Let's not forget that each of us have the oppourtunity to help those around us, whether through a charitable donation, spending time with those who may not have local family or friends or even spreading the feeling of good will with a small token of appreciation to those around.
Our favourite stories at this time of year of course involve babies. Mary is a trafficked Albanian woman. She has been hosted, since the birth of her infant in September, by one of our generous hosts. Can you imagine taking in a total stranger and her newborn?
Buying art as a gift can seem like a daunting prospect and one that many people might shy away from, but remember, the brave will always be rewarded! With a bit of research and careful consideration, it is a beautiful, often unexpected, gift to receive, which will last a lifetime and certainly shows more than a little effort from the person giving.
You may have noticed that as you get older a big night out can take a little longer to get over. Gone are the days where you can party all night and t...
Christmas is a time for celebration, yet it can be difficult for veterans with mental health problems. Some may feel isolated, lonely or depressed, o...
For people with mental health conditions in inpatient wards, loneliness is compounded by stigma and shame. While everyone else on the outside world is carrying on with their lives, they feel shunned and forgotten about.
It's only a matter of days until the big day but there's still plenty of time to get into the Christmas spirit. There's so much going on in London so take advantage of these fantastic events happening in the big smoke this Yuletide.
People that call in the early hours of Christmas morning are doing so because they feel they have no one else they can talk to, or old memories rear their head that can feel easier to keep at bay at other times of year.
It's that time of year again: whether you've fallen for John Lewis' bouncing Buster the Boxer, have been captivated by Burberry's cinematic biopic, or...
If you have children with a birthday around this already jam-packed time of year, then you know what I am talking about: a manic period of birthday AND Christmas shopping, birthday AND Christmas party preparations, birthday AND Christmas gift-wrapping, answering relatives' requests for birthday AND Christmas gift ideas.
The diagnosis, illness and treatment had been like a massive earthquake, destroying everything. How was I going to rebuild? Was there time to rebuild? My life has been shortened. While the diagnosis was not terminal, predictions vary. So much uncertainty.

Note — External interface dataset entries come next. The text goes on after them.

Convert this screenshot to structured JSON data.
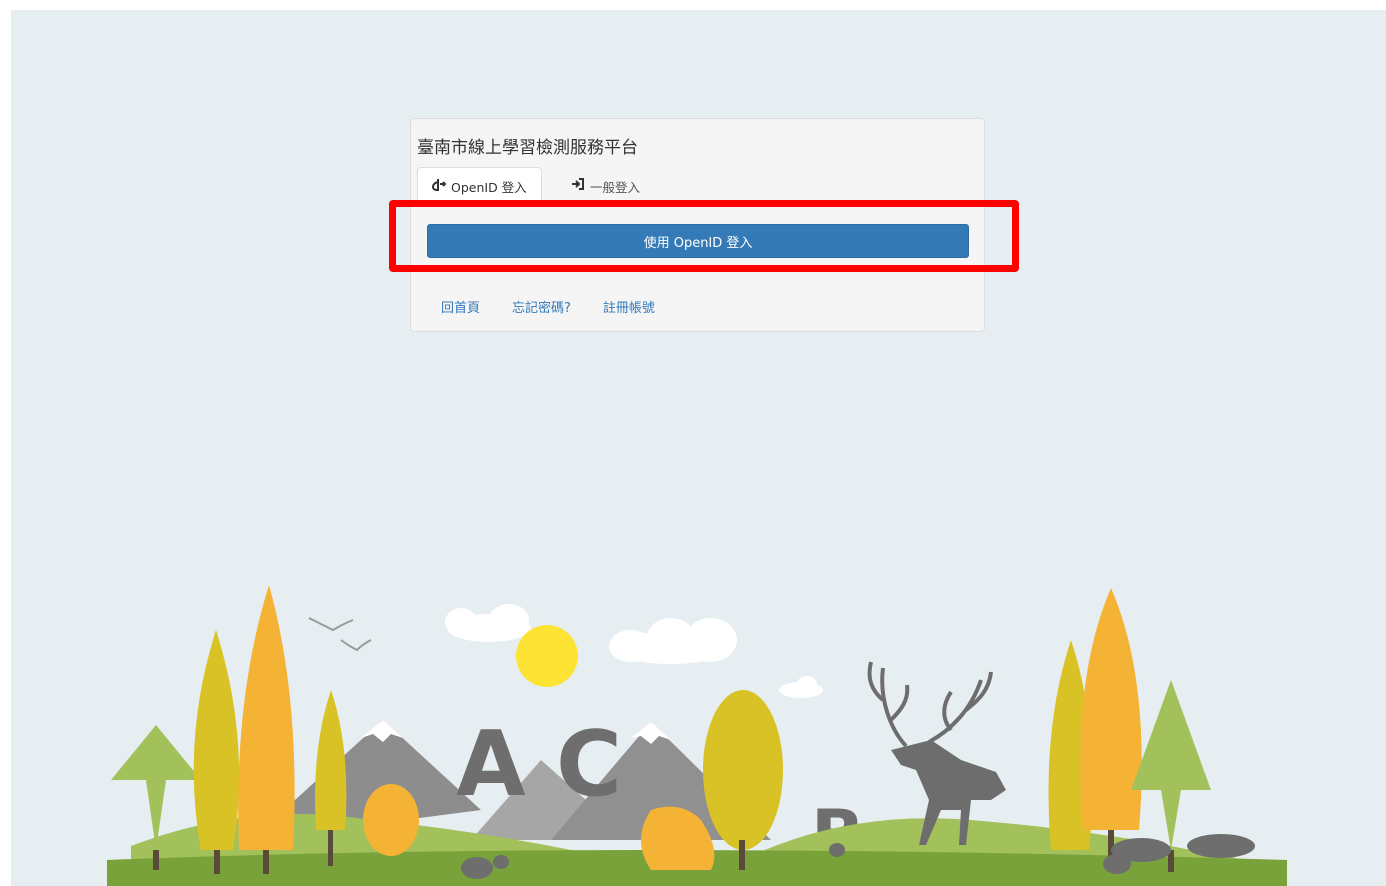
{
  "panel": {
    "title": "臺南市線上學習檢測服務平台",
    "tabs": [
      {
        "label": "OpenID 登入",
        "icon": "openid-icon",
        "active": true
      },
      {
        "label": "一般登入",
        "icon": "sign-in-icon",
        "active": false
      }
    ],
    "primary_button": "使用 OpenID 登入",
    "links": [
      "回首頁",
      "忘記密碼?",
      "註冊帳號"
    ]
  },
  "illustration": {
    "letters": [
      "A",
      "C",
      "B"
    ]
  },
  "colors": {
    "background": "#e7eef1",
    "button": "#337ab7",
    "link": "#337ab7",
    "highlight": "#ff0000"
  }
}
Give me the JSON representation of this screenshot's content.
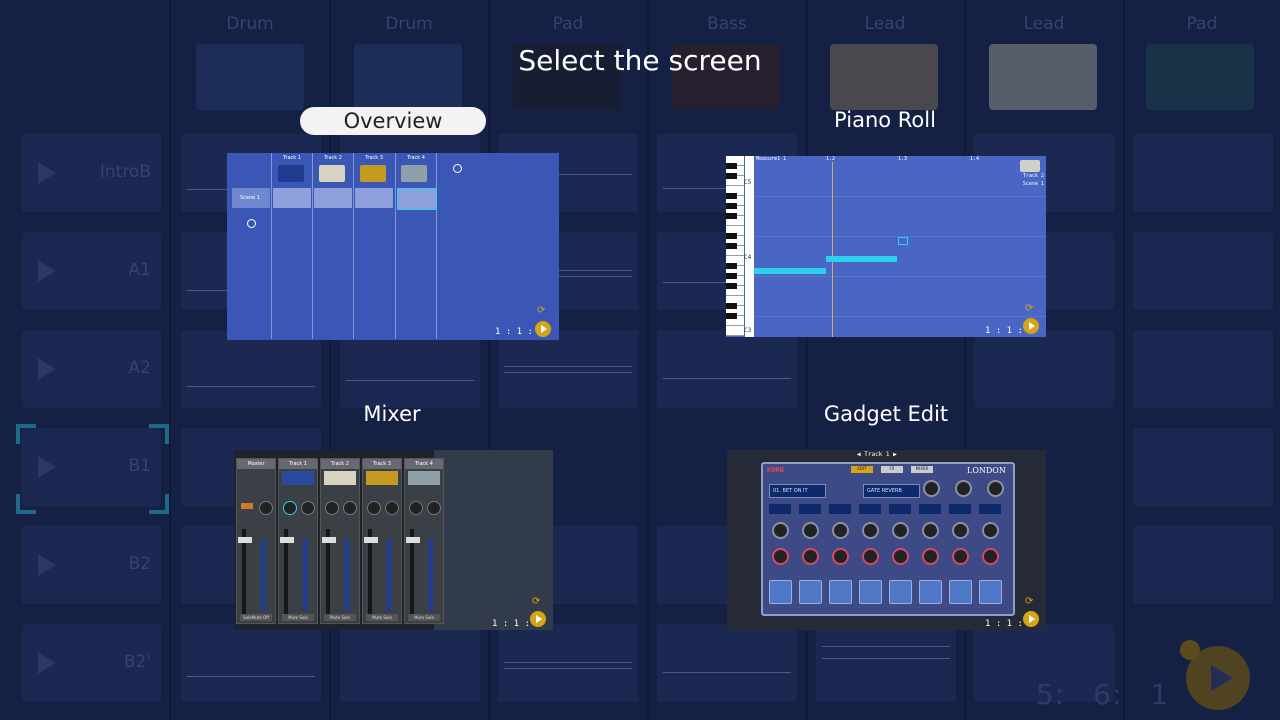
{
  "tracks": [
    {
      "label": "Drum",
      "color": "#2a3c6e"
    },
    {
      "label": "Drum",
      "color": "#2a3c6e"
    },
    {
      "label": "Pad",
      "color": "#1a1a1a"
    },
    {
      "label": "Bass",
      "color": "#3a2014"
    },
    {
      "label": "Lead",
      "color": "#8a7a56"
    },
    {
      "label": "Lead",
      "color": "#a8a89a"
    },
    {
      "label": "Pad",
      "color": "#1f4a4c"
    }
  ],
  "scenes": [
    "IntroB",
    "A1",
    "A2",
    "B1",
    "B2",
    "B2'"
  ],
  "selected_scene": "B1",
  "counter": {
    "measure": "5:",
    "beat": "6:",
    "tick": "1"
  },
  "dialog": {
    "title": "Select the screen",
    "options": {
      "overview": {
        "label": "Overview",
        "selected": true,
        "position": "1 : 1 : 4",
        "tracks": [
          "Track 1",
          "Track 2",
          "Track 3",
          "Track 4"
        ],
        "scene": "Scene 1"
      },
      "piano_roll": {
        "label": "Piano Roll",
        "position": "1 : 1 : 2",
        "measure": "Measure1 1",
        "ticks": [
          "1.2",
          "1.3",
          "1.4"
        ],
        "keys": [
          "C5",
          "C4",
          "C3"
        ],
        "track": "Track 2",
        "scene": "Scene 1"
      },
      "mixer": {
        "label": "Mixer",
        "position": "1 : 1 : 1",
        "strips": [
          "Master",
          "Track 1",
          "Track 2",
          "Track 3",
          "Track 4"
        ],
        "solo_label": "Solo",
        "mute_label": "Mute",
        "master_footer": "SoloMute Off"
      },
      "gadget_edit": {
        "label": "Gadget Edit",
        "position": "1 : 1 : 4",
        "track": "Track 1",
        "brand": "KORG",
        "gadget_name": "LONDON",
        "drumkit": "01. BET ON IT",
        "effect": "GATE REVERB",
        "modes": [
          "EDIT",
          "FX",
          "MIXER"
        ]
      }
    }
  },
  "colors": {
    "background": "#152045",
    "accent": "#d6a516",
    "highlight": "#2fd0ee",
    "overview_bg": "#3b57b5",
    "piano_bg": "#4a66c4"
  }
}
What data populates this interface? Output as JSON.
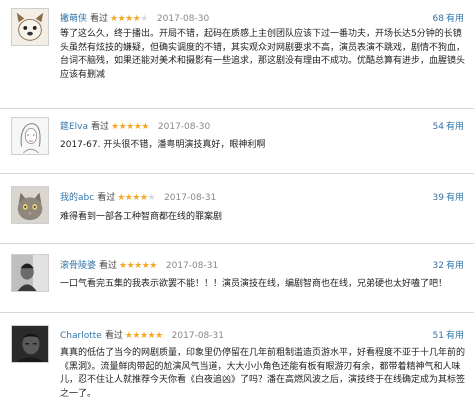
{
  "reviews": [
    {
      "user": "撇萌侠",
      "watched": "看过",
      "rating": 4,
      "date": "2017-08-30",
      "useful_count": "68",
      "useful_label": "有用",
      "text": "等了这么久，终于播出。开局不错，起码在质感上主创团队应该下过一番功夫，开场长达5分钟的长镜头虽然有炫技的嫌疑，但确实调度的不错，其实观众对网剧要求不高，演员表演不跳戏，剧情不狗血，台词不脑残，如果还能对美术和摄影有一些追求，那这剧没有理由不成功。优酷总算有进步，血腥镜头应该有删减",
      "avatar": "dog-avatar"
    },
    {
      "user": "筵Elva",
      "watched": "看过",
      "rating": 5,
      "date": "2017-08-30",
      "useful_count": "54",
      "useful_label": "有用",
      "text": "2017-67. 开头很不错，潘粤明演技真好，眼神利啊",
      "avatar": "sketch-avatar"
    },
    {
      "user": "我的abc",
      "watched": "看过",
      "rating": 4,
      "date": "2017-08-31",
      "useful_count": "39",
      "useful_label": "有用",
      "text": "难得看到一部各工种智商都在线的罪案剧",
      "avatar": "cat-avatar"
    },
    {
      "user": "滚骨陵婆",
      "watched": "看过",
      "rating": 5,
      "date": "2017-08-31",
      "useful_count": "32",
      "useful_label": "有用",
      "text": "一口气看完五集的我表示欲罢不能！！！演员演技在线，编剧智商也在线，兄弟硬也太好嗑了吧！",
      "avatar": "portrait-avatar"
    },
    {
      "user": "Charlotte",
      "watched": "看过",
      "rating": 5,
      "date": "2017-08-31",
      "useful_count": "51",
      "useful_label": "有用",
      "text": "真真的低估了当今的网剧质量，印象里仍停留在几年前粗制滥造页游水平，好看程度不亚于十几年前的《黑洞》。流量鲜肉带起的尬演风气当道，大大小小角色还能有板有眼游刃有余，都带着精神气和人味儿，忍不住让人就推荐今天你看《白夜追凶》了吗？潘在高燃风波之后，演技终于在线确定成为其标签之一了。",
      "avatar": "dark-portrait-avatar"
    }
  ],
  "colors": {
    "username": "#3377aa",
    "star_on": "#f4a826",
    "star_off": "#d9d9d9",
    "date": "#888888",
    "divider": "#d8d8d8"
  }
}
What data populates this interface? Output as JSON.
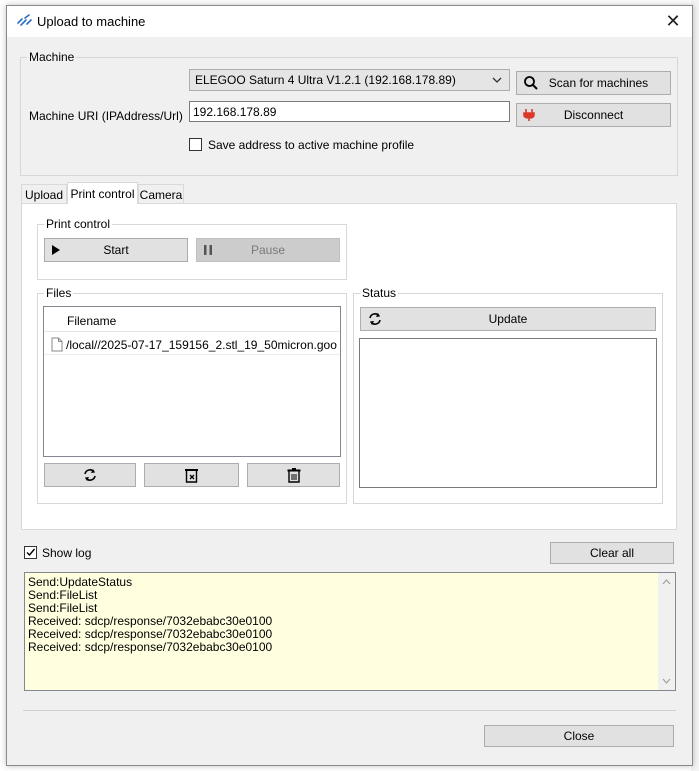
{
  "window": {
    "title": "Upload to machine"
  },
  "machine": {
    "legend": "Machine",
    "selected_machine": "ELEGOO Saturn 4 Ultra V1.2.1 (192.168.178.89)",
    "uri_label": "Machine URI (IPAddress/Url)",
    "uri_value": "192.168.178.89",
    "save_address_label": "Save address to active machine profile",
    "scan_label": "Scan for machines",
    "disconnect_label": "Disconnect"
  },
  "tabs": [
    {
      "label": "Upload",
      "active": false
    },
    {
      "label": "Print control",
      "active": true
    },
    {
      "label": "Camera",
      "active": false
    }
  ],
  "print_control": {
    "legend": "Print control",
    "start_label": "Start",
    "pause_label": "Pause"
  },
  "files": {
    "legend": "Files",
    "column_header": "Filename",
    "rows": [
      "/local//2025-07-17_159156_2.stl_19_50micron.goo"
    ]
  },
  "status": {
    "legend": "Status",
    "update_label": "Update"
  },
  "log": {
    "show_log_label": "Show log",
    "clear_all_label": "Clear all",
    "lines": [
      "Send:UpdateStatus",
      "Send:FileList",
      "Send:FileList",
      "Received: sdcp/response/7032ebabc30e0100",
      "Received: sdcp/response/7032ebabc30e0100",
      "Received: sdcp/response/7032ebabc30e0100"
    ]
  },
  "footer": {
    "close_label": "Close"
  },
  "colors": {
    "log_background": "#ffffe0",
    "disconnect_icon": "#d93a2b",
    "button_face": "#e1e1e1"
  }
}
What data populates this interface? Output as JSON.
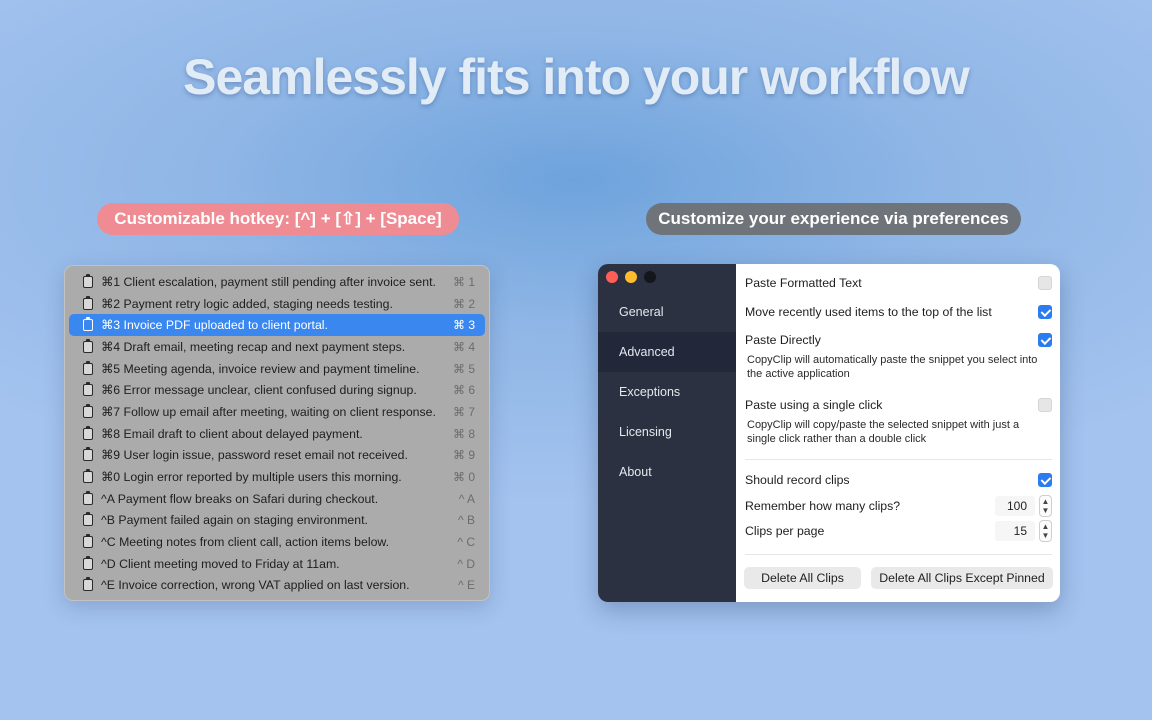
{
  "headline": "Seamlessly fits into your workflow",
  "hotkey_pill": "Customizable hotkey: [^] + [⇧] + [Space]",
  "prefs_pill": "Customize your experience via preferences",
  "clips": [
    {
      "text": "⌘1 Client escalation, payment still pending after invoice sent.",
      "key": "⌘ 1"
    },
    {
      "text": "⌘2 Payment retry logic added, staging needs testing.",
      "key": "⌘ 2"
    },
    {
      "text": "⌘3 Invoice PDF uploaded to client portal.",
      "key": "⌘ 3",
      "selected": true
    },
    {
      "text": "⌘4 Draft email, meeting recap and next payment steps.",
      "key": "⌘ 4"
    },
    {
      "text": "⌘5 Meeting agenda, invoice review and payment timeline.",
      "key": "⌘ 5"
    },
    {
      "text": "⌘6 Error message unclear, client confused during signup.",
      "key": "⌘ 6"
    },
    {
      "text": "⌘7 Follow up email after meeting, waiting on client response.",
      "key": "⌘ 7"
    },
    {
      "text": "⌘8 Email draft to client about delayed payment.",
      "key": "⌘ 8"
    },
    {
      "text": "⌘9 User login issue, password reset email not received.",
      "key": "⌘ 9"
    },
    {
      "text": "⌘0 Login error reported by multiple users this morning.",
      "key": "⌘ 0"
    },
    {
      "text": "^A Payment flow breaks on Safari during checkout.",
      "key": "^ A"
    },
    {
      "text": "^B Payment failed again on staging environment.",
      "key": "^ B"
    },
    {
      "text": "^C Meeting notes from client call, action items below.",
      "key": "^ C"
    },
    {
      "text": "^D Client meeting moved to Friday at 11am.",
      "key": "^ D"
    },
    {
      "text": "^E Invoice correction, wrong VAT applied on last version.",
      "key": "^ E"
    }
  ],
  "sidebar": {
    "items": [
      "General",
      "Advanced",
      "Exceptions",
      "Licensing",
      "About"
    ],
    "active": "Advanced"
  },
  "prefs": {
    "paste_formatted": {
      "label": "Paste Formatted Text",
      "checked": false
    },
    "move_recent": {
      "label": "Move recently used items to the top of the list",
      "checked": true
    },
    "paste_directly": {
      "label": "Paste Directly",
      "checked": true,
      "desc": "CopyClip will automatically paste the snippet you select into the active application"
    },
    "single_click": {
      "label": "Paste using a single click",
      "checked": false,
      "desc": "CopyClip will copy/paste the selected snippet with just a single click rather than a double click"
    },
    "record_clips": {
      "label": "Should record clips",
      "checked": true
    },
    "remember": {
      "label": "Remember how many clips?",
      "value": "100"
    },
    "per_page": {
      "label": "Clips per page",
      "value": "15"
    },
    "delete_all": "Delete All Clips",
    "delete_except_pinned": "Delete All Clips Except Pinned"
  },
  "colors": {
    "accent": "#2a7cf1",
    "selection": "#3a87f0",
    "hotkey_pill": "#ef8c93",
    "prefs_pill": "#6e7479",
    "sidebar": "#2b3141"
  }
}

So while many of us understandably feel the pressure to provide at Christmas, it's worth taking the time out to stop and think about what really matters. Show-stopping gifts are great, but there's more to life than the latest big ticket items which, according to our survey at least, bring just a short-lived sense of joy.
You'd be surprised at how much this has impacted my life. Telling someone you don't celebrate Christmas is like telling Kylie Jenner she's run out of lip fillers. There are gasps, sniffles and eyes filled with irreconcilable sadness.
Christmas in Britain comes at a cold, dark time of year. At the hospice, as elsewhere, we dress the wards up to keep the cold and dark at bay, and bring as much warmth and light to those spending Christmas with us as we can.
The best gift I want to give and would love to receive, is in fact a book. Or, ya know, ten. Because when you give someone you love a book you're saying "I've thought about this, in the hope that you'll like this. I really hope you like this."
As we approach Christmas, employers need to think hard about giving their employees time to volunteer and ensuring they are free to serve these causes. The Skills Exchange is an excellent organisation to work with, and BT are keen to help employers learn about effective ESV.